    		filter: url(#drop-shadow);
    		stroke-width: 1px;
    		stroke: url(#button-border-gradient);

Now the basic button is finished, we need to add some text:

<text x="60" y="26">Hello</text>

And style it:

text {
			fill: white;
			fill-opacity: 0.9;
			font-family: "Helvetica Neue", arial, sans-serif;
			font-size: 14px;
			filter: url(#drop-shadow);
			pointer-events: none;

You may have noticed we applied the same drop shadow to the text, and there are two new properties we've not encountered. The text-anchor property changes the point that the x and y co-ordinates are anchored to. The default is the bottom left of the text, but I've changed it to the middle, so that it is easier to position in the centre of the rectangle, and easier to transform around the centre point if I wish to do so in the future. The pointer-events property was set to none to stop the text from intercepting events. If I have any events set on the rectangle, such as a click event to active the button, the text is on top of the rectangle and would stop the event from firing if I clicked on top of the text, unless pointer-events is set to none.

The button is almost complete now, but I added a g element around both the rect and text elements for good measure. This is another container element, and is designed to group related elements. I gave it an ID of button, and added role="button" to help screen readers understand it is actually a button and not a random piece of text and a rectangle:

<g id="button" role="button">
	<rect …/>
	<text …/>

The final step was to add a cursor, to show the user the button can be clicked:

g#button { cursor: pointer; }

<a href="">View the final button example</a>

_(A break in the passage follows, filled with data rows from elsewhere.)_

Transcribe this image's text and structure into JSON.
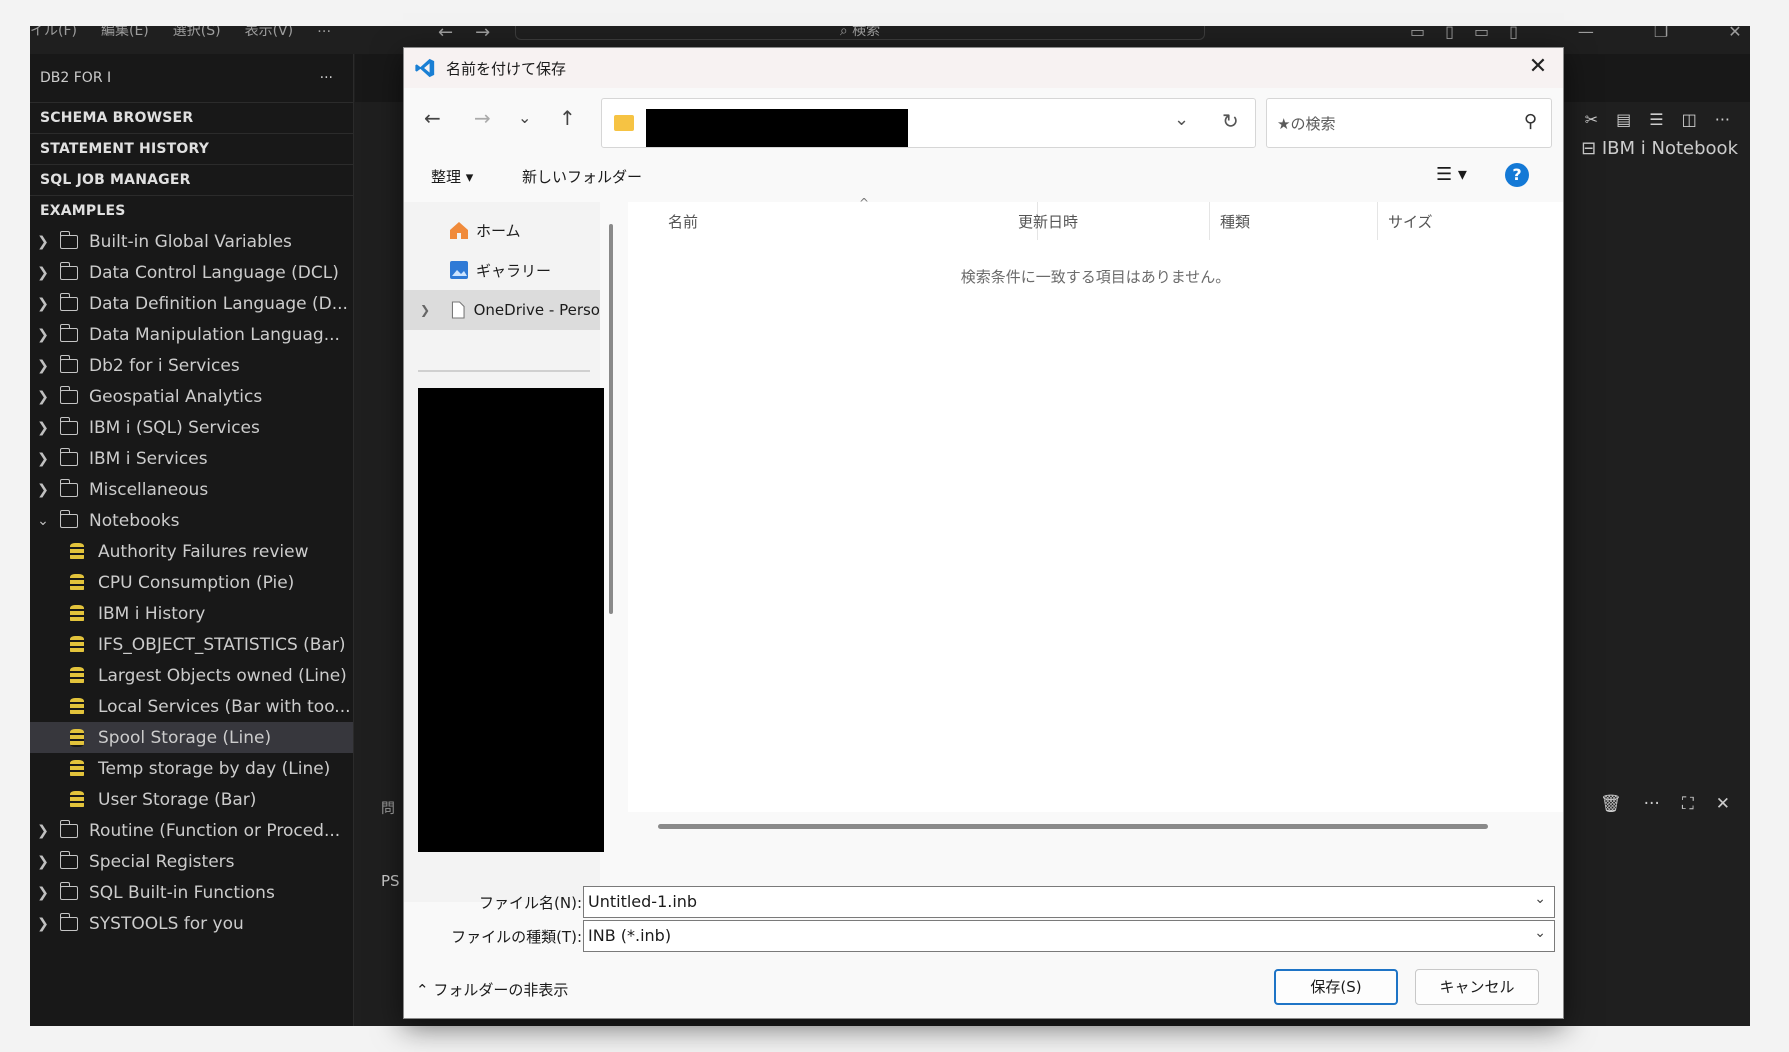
{
  "titlebar": {
    "menus": [
      "イル(F)",
      "編集(E)",
      "選択(S)",
      "表示(V)",
      "…"
    ],
    "search_placeholder": "⌕ 検索"
  },
  "sidebar": {
    "title": "DB2 FOR I",
    "more": "···",
    "sections": [
      "SCHEMA BROWSER",
      "STATEMENT HISTORY",
      "SQL JOB MANAGER",
      "EXAMPLES"
    ],
    "folders_top": [
      "Built-in Global Variables",
      "Data Control Language (DCL)",
      "Data Definition Language (D...",
      "Data Manipulation Languag...",
      "Db2 for i Services",
      "Geospatial Analytics",
      "IBM i (SQL) Services",
      "IBM i Services",
      "Miscellaneous"
    ],
    "notebooks_label": "Notebooks",
    "notebooks": [
      "Authority Failures review",
      "CPU Consumption (Pie)",
      "IBM i History",
      "IFS_OBJECT_STATISTICS (Bar)",
      "Largest Objects owned (Line)",
      "Local Services (Bar with too...",
      "Spool Storage (Line)",
      "Temp storage by day (Line)",
      "User Storage (Bar)"
    ],
    "selected_notebook": "Spool Storage (Line)",
    "folders_bottom": [
      "Routine (Function or Proced...",
      "Special Registers",
      "SQL Built-in Functions",
      "SYSTOOLS for you"
    ]
  },
  "editor": {
    "notebook_label": "IBM i Notebook",
    "panel_label": "問",
    "terminal_prompt": "PS"
  },
  "dialog": {
    "title": "名前を付けて保存",
    "search_placeholder": "★の検索",
    "organize": "整理 ▾",
    "new_folder": "新しいフォルダー",
    "nav": {
      "home": "ホーム",
      "gallery": "ギャラリー",
      "onedrive": "OneDrive - Perso"
    },
    "columns": [
      "名前",
      "更新日時",
      "種類",
      "サイズ"
    ],
    "empty_message": "検索条件に一致する項目はありません。",
    "filename_label": "ファイル名(N):",
    "filename_value": "Untitled-1.inb",
    "filetype_label": "ファイルの種類(T):",
    "filetype_value": "INB (*.inb)",
    "hide_folders": "フォルダーの非表示",
    "save": "保存(S)",
    "cancel": "キャンセル",
    "help": "?"
  },
  "colors": {
    "vscode_bg": "#1f1f1f",
    "sidebar_bg": "#181818",
    "notebook_icon": "#e2c33b",
    "dialog_bg": "#f9f9f9",
    "accent_blue": "#1e74c6"
  }
}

While in this example, the button is a box with text, and much of it could be created with CSS 3 properties, you could make a button of any shape or size. As another simple example, I've created <a href="">a round play button with a triangle play icon</a>. I'll not describe in detail how this was created, as it uses almost the same elements as the regular button, and just switches a rectangle for a circle and the text for a polygon.

Using your SVG buttons via CSS

Instead of creating standalone buttons, you can use the regular HTML button and reference the SVG file using the CSS background-image property. There are some differences you should take into account however. You will have to make the SVG file the same size as the HTML button element, so it fits correctly, or set it so that the SVG file fills 100% of the width and height of the HTML element. You will not need the SVG text as it already exists in the HTML. For buttons with icons instead of text, the best way is to specify the text in the HTML button, and hide it using generated content as in the example below, or the CSS method of your choice:

input#play-button {
	content: "" 


Conclude and say what will be covered next (whatever that may be.)